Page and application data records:
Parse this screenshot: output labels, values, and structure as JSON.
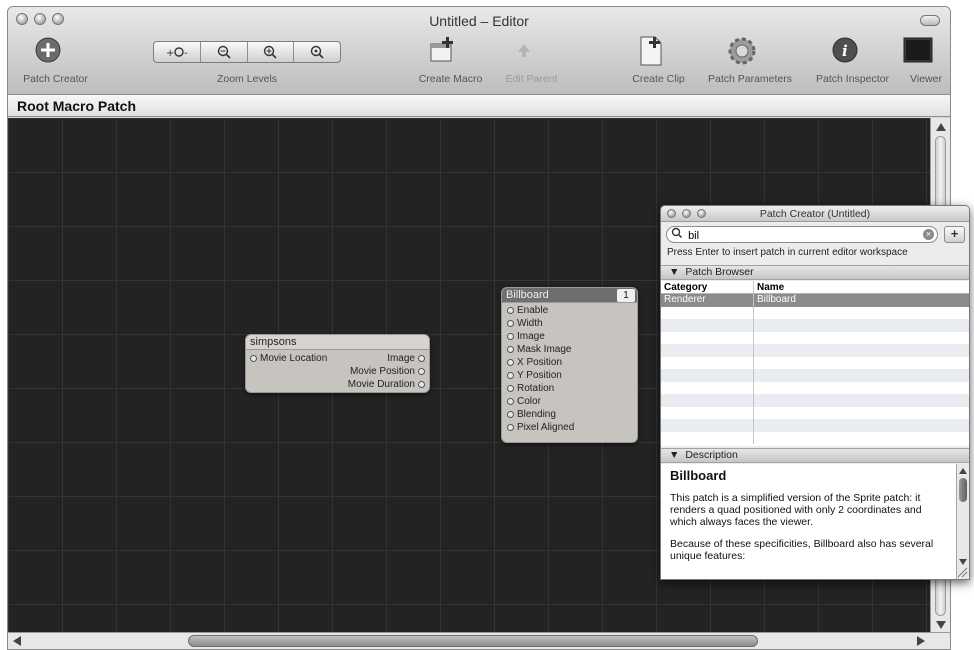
{
  "window": {
    "title": "Untitled – Editor"
  },
  "toolbar": {
    "patch_creator": "Patch Creator",
    "zoom_levels": "Zoom Levels",
    "create_macro": "Create Macro",
    "edit_parent": "Edit Parent",
    "create_clip": "Create Clip",
    "patch_parameters": "Patch Parameters",
    "patch_inspector": "Patch Inspector",
    "viewer": "Viewer"
  },
  "path_bar": {
    "title": "Root Macro Patch"
  },
  "patches": {
    "simpsons": {
      "title": "simpsons",
      "input": "Movie Location",
      "outputs": [
        "Image",
        "Movie Position",
        "Movie Duration"
      ]
    },
    "billboard": {
      "title": "Billboard",
      "layer": "1",
      "inputs": [
        "Enable",
        "Width",
        "Image",
        "Mask Image",
        "X Position",
        "Y Position",
        "Rotation",
        "Color",
        "Blending",
        "Pixel Aligned"
      ]
    }
  },
  "patch_creator": {
    "title": "Patch Creator (Untitled)",
    "search_value": "bil",
    "add_label": "+",
    "hint": "Press Enter to insert patch in current editor workspace",
    "browser_label": "Patch Browser",
    "columns": [
      "Category",
      "Name"
    ],
    "rows": [
      {
        "category": "Renderer",
        "name": "Billboard"
      }
    ],
    "description_label": "Description",
    "description_title": "Billboard",
    "description_p1": "This patch is a simplified version of the Sprite patch: it renders a quad positioned with only 2 coordinates and which always faces the viewer.",
    "description_p2": "Because of these specificities, Billboard also has several unique features:"
  },
  "colors": {
    "canvas": "#232323",
    "selection": "#8b8b8b",
    "patch_body": "#c7c4c0"
  }
}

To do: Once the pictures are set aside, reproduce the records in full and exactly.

Problem solution:
Parse this screenshot: output labels, values, and structure as JSON.
{
  "window": {
    "title": "Untitled – Editor"
  },
  "toolbar": {
    "patch_creator": "Patch Creator",
    "zoom_levels": "Zoom Levels",
    "create_macro": "Create Macro",
    "edit_parent": "Edit Parent",
    "create_clip": "Create Clip",
    "patch_parameters": "Patch Parameters",
    "patch_inspector": "Patch Inspector",
    "viewer": "Viewer"
  },
  "path_bar": {
    "title": "Root Macro Patch"
  },
  "patches": {
    "simpsons": {
      "title": "simpsons",
      "input": "Movie Location",
      "outputs": [
        "Image",
        "Movie Position",
        "Movie Duration"
      ]
    },
    "billboard": {
      "title": "Billboard",
      "layer": "1",
      "inputs": [
        "Enable",
        "Width",
        "Image",
        "Mask Image",
        "X Position",
        "Y Position",
        "Rotation",
        "Color",
        "Blending",
        "Pixel Aligned"
      ]
    }
  },
  "patch_creator": {
    "title": "Patch Creator (Untitled)",
    "search_value": "bil",
    "add_label": "+",
    "hint": "Press Enter to insert patch in current editor workspace",
    "browser_label": "Patch Browser",
    "columns": [
      "Category",
      "Name"
    ],
    "rows": [
      {
        "category": "Renderer",
        "name": "Billboard"
      }
    ],
    "description_label": "Description",
    "description_title": "Billboard",
    "description_p1": "This patch is a simplified version of the Sprite patch: it renders a quad positioned with only 2 coordinates and which always faces the viewer.",
    "description_p2": "Because of these specificities, Billboard also has several unique features:"
  },
  "colors": {
    "canvas": "#232323",
    "selection": "#8b8b8b",
    "patch_body": "#c7c4c0"
  }
}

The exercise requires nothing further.